March 2016

 

Most Likely To Succeed:  A Film About What Schools Could Be 
Tom Vander Ark – Education Week
When his bright fun-loving fourth grader started failing in school and coming home frustrated, Greg knew something was wrong. The teacher called it an opportunity to learn perseverance (at least she had been reading about mindset). To the dejected picture of his daughter, Greg said, “She called BS on school” and to the worksheets and tests designed to prepare her for some job.

DOE Develping Tool to Help Teachers Choose the Right Ed Tech
D. Frank Smith – EdTech
The combined efforts of the Federal Communications Commission’s 2014 E-Rate overhaul and the Obama administration’s ConnectED initiative have motivated school districts across the country to embrace high-speed Internet access. This shift in access is bringing U.S. schools closer to a transformative moment in education. But that’s where some districts can get themselves in trouble — by making the wrong decisions about how to utilize that technology.

How Emotions Affect Learning, Behaviors, and Relationships
Dr. Lori Desautels – Edutopia
We need all of our emotions for thinking, problem solving, and focused attention. We are neurobiologically wired, and to learn anything, our minds must be focused and our emotions need to “feel” in balance. Emotional regulation is necessary so that we can remember, retrieve, transfer, and connect all new information to
what we already know

Should Non-Cognitive Skills Be Included In School Accountability?
Martin R. West- Brookings
Evidence confirms that student skills other than academic achievement and ability predict a broad range of academic and life outcomes.
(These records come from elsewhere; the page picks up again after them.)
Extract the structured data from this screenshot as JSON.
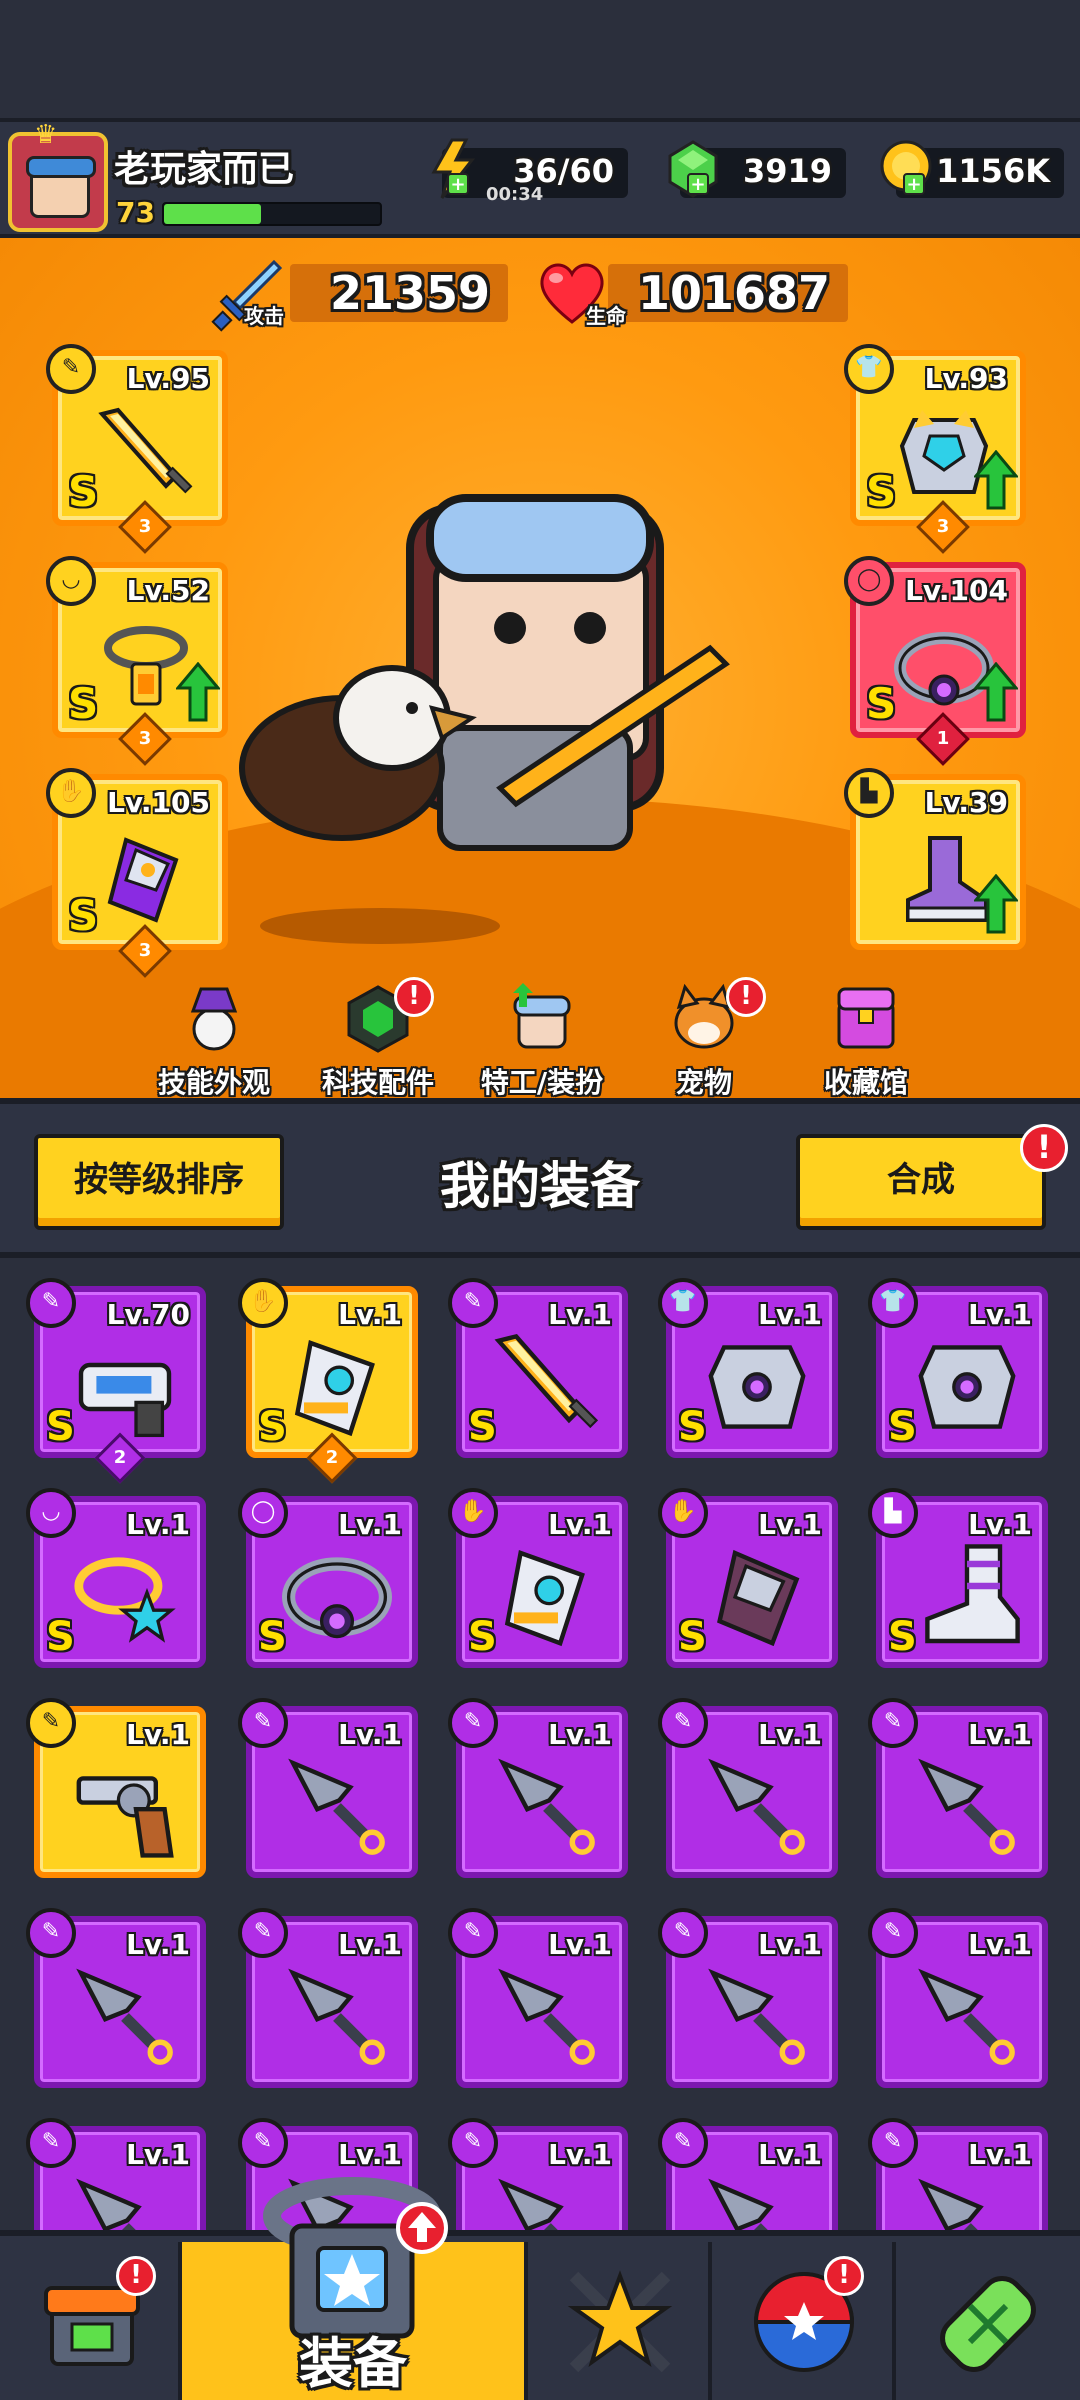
{
  "player": {
    "name": "老玩家而已",
    "level": "73",
    "xp_progress": 0.45
  },
  "resources": {
    "energy": "36/60",
    "energy_timer": "00:34",
    "gems": "3919",
    "coins": "1156K"
  },
  "stats": {
    "attack_value": "21359",
    "attack_label": "攻击",
    "life_value": "101687",
    "life_label": "生命"
  },
  "equipped": {
    "weapon": {
      "level": "Lv.95",
      "grade": "S",
      "stars": "3"
    },
    "necklace": {
      "level": "Lv.52",
      "grade": "S",
      "stars": "3"
    },
    "gloves": {
      "level": "Lv.105",
      "grade": "S",
      "stars": "3"
    },
    "armor": {
      "level": "Lv.93",
      "grade": "S",
      "stars": "3"
    },
    "ring": {
      "level": "Lv.104",
      "grade": "S",
      "stars": "1"
    },
    "boots": {
      "level": "Lv.39",
      "grade": "S",
      "stars": ""
    }
  },
  "menu": {
    "skills": "技能外观",
    "tech": "科技配件",
    "agents": "特工/装扮",
    "pets": "宠物",
    "collection": "收藏馆",
    "alert": "!"
  },
  "inventory_header": {
    "sort_button": "按等级排序",
    "title": "我的装备",
    "merge_button": "合成",
    "alert": "!"
  },
  "inventory": [
    {
      "level": "Lv.70",
      "grade": "S",
      "stars": "2",
      "rarity": "purple",
      "type": "weapon",
      "art": "blaster"
    },
    {
      "level": "Lv.1",
      "grade": "S",
      "stars": "2",
      "rarity": "gold",
      "type": "gloves",
      "art": "gauntlet"
    },
    {
      "level": "Lv.1",
      "grade": "S",
      "stars": "",
      "rarity": "purple",
      "type": "weapon",
      "art": "sword"
    },
    {
      "level": "Lv.1",
      "grade": "S",
      "stars": "",
      "rarity": "purple",
      "type": "armor",
      "art": "armor"
    },
    {
      "level": "Lv.1",
      "grade": "S",
      "stars": "",
      "rarity": "purple",
      "type": "armor",
      "art": "armor"
    },
    {
      "level": "Lv.1",
      "grade": "S",
      "stars": "",
      "rarity": "purple",
      "type": "necklace",
      "art": "starring"
    },
    {
      "level": "Lv.1",
      "grade": "S",
      "stars": "",
      "rarity": "purple",
      "type": "ring",
      "art": "belt"
    },
    {
      "level": "Lv.1",
      "grade": "S",
      "stars": "",
      "rarity": "purple",
      "type": "gloves",
      "art": "gauntlet"
    },
    {
      "level": "Lv.1",
      "grade": "S",
      "stars": "",
      "rarity": "purple",
      "type": "gloves",
      "art": "claw"
    },
    {
      "level": "Lv.1",
      "grade": "S",
      "stars": "",
      "rarity": "purple",
      "type": "boots",
      "art": "boot"
    },
    {
      "level": "Lv.1",
      "grade": "",
      "stars": "",
      "rarity": "gold",
      "type": "weapon",
      "art": "revolver"
    },
    {
      "level": "Lv.1",
      "grade": "",
      "stars": "",
      "rarity": "purple",
      "type": "weapon",
      "art": "kunai"
    },
    {
      "level": "Lv.1",
      "grade": "",
      "stars": "",
      "rarity": "purple",
      "type": "weapon",
      "art": "kunai"
    },
    {
      "level": "Lv.1",
      "grade": "",
      "stars": "",
      "rarity": "purple",
      "type": "weapon",
      "art": "kunai"
    },
    {
      "level": "Lv.1",
      "grade": "",
      "stars": "",
      "rarity": "purple",
      "type": "weapon",
      "art": "kunai"
    },
    {
      "level": "Lv.1",
      "grade": "",
      "stars": "",
      "rarity": "purple",
      "type": "weapon",
      "art": "kunai"
    },
    {
      "level": "Lv.1",
      "grade": "",
      "stars": "",
      "rarity": "purple",
      "type": "weapon",
      "art": "kunai"
    },
    {
      "level": "Lv.1",
      "grade": "",
      "stars": "",
      "rarity": "purple",
      "type": "weapon",
      "art": "kunai"
    },
    {
      "level": "Lv.1",
      "grade": "",
      "stars": "",
      "rarity": "purple",
      "type": "weapon",
      "art": "kunai"
    },
    {
      "level": "Lv.1",
      "grade": "",
      "stars": "",
      "rarity": "purple",
      "type": "weapon",
      "art": "kunai"
    },
    {
      "level": "Lv.1",
      "grade": "",
      "stars": "",
      "rarity": "purple",
      "type": "weapon",
      "art": "kunai"
    },
    {
      "level": "Lv.1",
      "grade": "",
      "stars": "",
      "rarity": "purple",
      "type": "weapon",
      "art": "kunai"
    },
    {
      "level": "Lv.1",
      "grade": "",
      "stars": "",
      "rarity": "purple",
      "type": "weapon",
      "art": "kunai"
    },
    {
      "level": "Lv.1",
      "grade": "",
      "stars": "",
      "rarity": "purple",
      "type": "weapon",
      "art": "kunai"
    },
    {
      "level": "Lv.1",
      "grade": "",
      "stars": "",
      "rarity": "purple",
      "type": "weapon",
      "art": "kunai"
    }
  ],
  "bottom_nav": {
    "shop_icon": "shop-icon",
    "equip_label": "装备",
    "battle_icon": "star-swords-icon",
    "gacha_icon": "star-ball-icon",
    "gene_icon": "dna-capsule-icon",
    "alert": "!"
  },
  "colors": {
    "purple": "#b02ee6",
    "gold": "#ffd21f",
    "orange_bg": "#ff9a10",
    "alert_red": "#e8202f"
  }
}
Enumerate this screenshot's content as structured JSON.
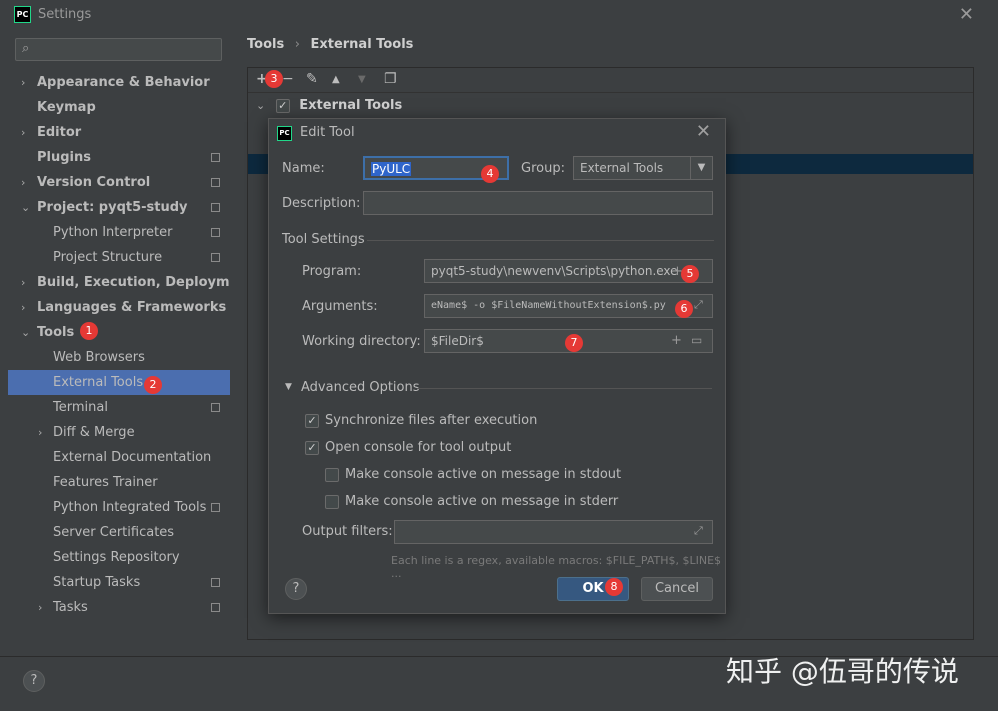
{
  "window": {
    "title": "Settings",
    "app_icon_text": "PC"
  },
  "sidebar": {
    "items": [
      {
        "label": "Appearance & Behavior"
      },
      {
        "label": "Keymap"
      },
      {
        "label": "Editor"
      },
      {
        "label": "Plugins"
      },
      {
        "label": "Version Control"
      },
      {
        "label": "Project: pyqt5-study"
      },
      {
        "label": "Python Interpreter"
      },
      {
        "label": "Project Structure"
      },
      {
        "label": "Build, Execution, Deployment"
      },
      {
        "label": "Languages & Frameworks"
      },
      {
        "label": "Tools"
      },
      {
        "label": "Web Browsers"
      },
      {
        "label": "External Tools"
      },
      {
        "label": "Terminal"
      },
      {
        "label": "Diff & Merge"
      },
      {
        "label": "External Documentation"
      },
      {
        "label": "Features Trainer"
      },
      {
        "label": "Python Integrated Tools"
      },
      {
        "label": "Server Certificates"
      },
      {
        "label": "Settings Repository"
      },
      {
        "label": "Startup Tasks"
      },
      {
        "label": "Tasks"
      }
    ]
  },
  "content": {
    "breadcrumb": [
      "Tools",
      "External Tools"
    ],
    "toolbar": {
      "add": "+",
      "remove": "−",
      "edit": "✎",
      "up": "▲",
      "down": "▼",
      "copy": "❐"
    },
    "group_label": "External Tools"
  },
  "dialog": {
    "title": "Edit Tool",
    "name_label": "Name:",
    "name_value": "PyULC",
    "group_label": "Group:",
    "group_value": "External Tools",
    "description_label": "Description:",
    "description_value": "",
    "tool_settings_label": "Tool Settings",
    "program_label": "Program:",
    "program_value": "pyqt5-study\\newvenv\\Scripts\\python.exe",
    "arguments_label": "Arguments:",
    "arguments_value": "eName$ -o $FileNameWithoutExtension$.py",
    "workdir_label": "Working directory:",
    "workdir_value": "$FileDir$",
    "advanced_label": "Advanced Options",
    "sync_label": "Synchronize files after execution",
    "console_label": "Open console for tool output",
    "stdout_label": "Make console active on message in stdout",
    "stderr_label": "Make console active on message in stderr",
    "output_filters_label": "Output filters:",
    "hint": "Each line is a regex, available macros: $FILE_PATH$, $LINE$ ...",
    "ok_label": "OK",
    "cancel_label": "Cancel",
    "help_label": "?"
  },
  "badges": [
    "1",
    "2",
    "3",
    "4",
    "5",
    "6",
    "7",
    "8"
  ],
  "footer": {
    "help_label": "?"
  },
  "watermark": "知乎 @伍哥的传说",
  "colors": {
    "selection": "#4b6eaf",
    "badge": "#e53935",
    "ok_button": "#365880"
  }
}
This evidence, along with a new federal requirement that state accountability systems include an indicator of school quality or student success not based on test scores, has sparked interest in incorporating such “non-cognitive” or “social-emotional” skills into school accountability systems.

When Kids Have Structure for Thinking, Better Learning Emerges
Katrina Schwartz – KQED News MindShift
Amidst the discussions about content standards, curriculum and teaching strategies, it’s easy to lose sight of the big goals behind education, like giving students tools to deepen their quantitative and qualitative understanding of the world. Teaching for understanding has always been a challenge, which is whyHarvard’s Project Zero has been trying to figure out how great teachers do it.

Standing Desks Get Students to Move Their Feet and Brains
Jacquelyn Bengfort – EdTech
“Sitting is the new smoking,” declare a thousand news articles. The phrase, credited to James Levine of the Mayo Clinic, refers to numerous studies that have shown the deleterious effects of simply sitting too much: higher incidences of chronic diseases and increased risk of death.